**EXERCISE OBJECTIVE**
Would you please give all the lines below again, exactly as they stand?

* * * * *

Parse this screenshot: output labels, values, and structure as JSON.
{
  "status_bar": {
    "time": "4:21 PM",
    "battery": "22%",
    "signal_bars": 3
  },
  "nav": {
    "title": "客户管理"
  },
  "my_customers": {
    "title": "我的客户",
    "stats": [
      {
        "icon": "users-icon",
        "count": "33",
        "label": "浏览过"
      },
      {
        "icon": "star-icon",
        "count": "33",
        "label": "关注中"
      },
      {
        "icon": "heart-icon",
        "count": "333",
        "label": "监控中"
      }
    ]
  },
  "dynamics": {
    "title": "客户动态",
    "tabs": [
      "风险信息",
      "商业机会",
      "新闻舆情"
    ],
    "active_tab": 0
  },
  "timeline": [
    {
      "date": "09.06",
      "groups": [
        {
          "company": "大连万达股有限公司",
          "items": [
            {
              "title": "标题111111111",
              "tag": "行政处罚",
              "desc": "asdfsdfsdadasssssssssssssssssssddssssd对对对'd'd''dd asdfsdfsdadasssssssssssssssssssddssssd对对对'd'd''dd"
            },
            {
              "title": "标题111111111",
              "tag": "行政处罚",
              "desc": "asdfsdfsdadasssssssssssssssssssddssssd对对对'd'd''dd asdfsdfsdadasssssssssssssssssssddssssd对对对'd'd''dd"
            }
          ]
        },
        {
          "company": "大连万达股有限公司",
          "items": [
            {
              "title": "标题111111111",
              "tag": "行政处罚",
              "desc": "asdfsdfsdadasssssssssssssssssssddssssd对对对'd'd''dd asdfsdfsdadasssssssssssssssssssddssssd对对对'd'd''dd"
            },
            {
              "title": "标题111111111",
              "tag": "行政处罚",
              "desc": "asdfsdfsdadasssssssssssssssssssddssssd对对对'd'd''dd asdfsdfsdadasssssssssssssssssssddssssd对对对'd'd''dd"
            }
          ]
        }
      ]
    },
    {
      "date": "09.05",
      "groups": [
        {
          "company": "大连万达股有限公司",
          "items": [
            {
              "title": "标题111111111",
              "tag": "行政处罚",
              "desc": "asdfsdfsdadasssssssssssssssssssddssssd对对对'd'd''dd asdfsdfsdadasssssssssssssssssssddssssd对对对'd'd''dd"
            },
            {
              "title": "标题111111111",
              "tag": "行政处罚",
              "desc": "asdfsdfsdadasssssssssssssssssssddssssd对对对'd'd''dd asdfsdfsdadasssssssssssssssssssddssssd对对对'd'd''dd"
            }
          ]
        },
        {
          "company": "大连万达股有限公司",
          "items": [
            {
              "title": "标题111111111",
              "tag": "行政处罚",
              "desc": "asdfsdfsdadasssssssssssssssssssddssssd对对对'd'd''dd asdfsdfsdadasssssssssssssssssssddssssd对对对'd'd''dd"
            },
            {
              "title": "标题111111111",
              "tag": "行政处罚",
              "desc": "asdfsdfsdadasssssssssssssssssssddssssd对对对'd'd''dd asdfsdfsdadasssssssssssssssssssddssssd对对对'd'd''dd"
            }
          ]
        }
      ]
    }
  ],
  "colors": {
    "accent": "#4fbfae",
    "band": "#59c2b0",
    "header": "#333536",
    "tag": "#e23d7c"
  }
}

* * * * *

**RESULT OF THIS TASK**
Parse this screenshot: output labels, values, and structure as JSON.
{
  "status_bar": {
    "time": "4:21 PM",
    "battery": "22%",
    "signal_bars": 3
  },
  "nav": {
    "title": "客户管理"
  },
  "my_customers": {
    "title": "我的客户",
    "stats": [
      {
        "icon": "users-icon",
        "count": "33",
        "label": "浏览过"
      },
      {
        "icon": "star-icon",
        "count": "33",
        "label": "关注中"
      },
      {
        "icon": "heart-icon",
        "count": "333",
        "label": "监控中"
      }
    ]
  },
  "dynamics": {
    "title": "客户动态",
    "tabs": [
      "风险信息",
      "商业机会",
      "新闻舆情"
    ],
    "active_tab": 0
  },
  "timeline": [
    {
      "date": "09.06",
      "groups": [
        {
          "company": "大连万达股有限公司",
          "items": [
            {
              "title": "标题111111111",
              "tag": "行政处罚",
              "desc": "asdfsdfsdadasssssssssssssssssssddssssd对对对'd'd''dd asdfsdfsdadasssssssssssssssssssddssssd对对对'd'd''dd"
            },
            {
              "title": "标题111111111",
              "tag": "行政处罚",
              "desc": "asdfsdfsdadasssssssssssssssssssddssssd对对对'd'd''dd asdfsdfsdadasssssssssssssssssssddssssd对对对'd'd''dd"
            }
          ]
        },
        {
          "company": "大连万达股有限公司",
          "items": [
            {
              "title": "标题111111111",
              "tag": "行政处罚",
              "desc": "asdfsdfsdadasssssssssssssssssssddssssd对对对'd'd''dd asdfsdfsdadasssssssssssssssssssddssssd对对对'd'd''dd"
            },
            {
              "title": "标题111111111",
              "tag": "行政处罚",
              "desc": "asdfsdfsdadasssssssssssssssssssddssssd对对对'd'd''dd asdfsdfsdadasssssssssssssssssssddssssd对对对'd'd''dd"
            }
          ]
        }
      ]
    },
    {
      "date": "09.05",
      "groups": [
        {
          "company": "大连万达股有限公司",
          "items": [
            {
              "title": "标题111111111",
              "tag": "行政处罚",
              "desc": "asdfsdfsdadasssssssssssssssssssddssssd对对对'd'd''dd asdfsdfsdadasssssssssssssssssssddssssd对对对'd'd''dd"
            },
            {
              "title": "标题111111111",
              "tag": "行政处罚",
              "desc": "asdfsdfsdadasssssssssssssssssssddssssd对对对'd'd''dd asdfsdfsdadasssssssssssssssssssddssssd对对对'd'd''dd"
            }
          ]
        },
        {
          "company": "大连万达股有限公司",
          "items": [
            {
              "title": "标题111111111",
              "tag": "行政处罚",
              "desc": "asdfsdfsdadasssssssssssssssssssddssssd对对对'd'd''dd asdfsdfsdadasssssssssssssssssssddssssd对对对'd'd''dd"
            },
            {
              "title": "标题111111111",
              "tag": "行政处罚",
              "desc": "asdfsdfsdadasssssssssssssssssssddssssd对对对'd'd''dd asdfsdfsdadasssssssssssssssssssddssssd对对对'd'd''dd"
            }
          ]
        }
      ]
    }
  ],
  "colors": {
    "accent": "#4fbfae",
    "band": "#59c2b0",
    "header": "#333536",
    "tag": "#e23d7c"
  }
}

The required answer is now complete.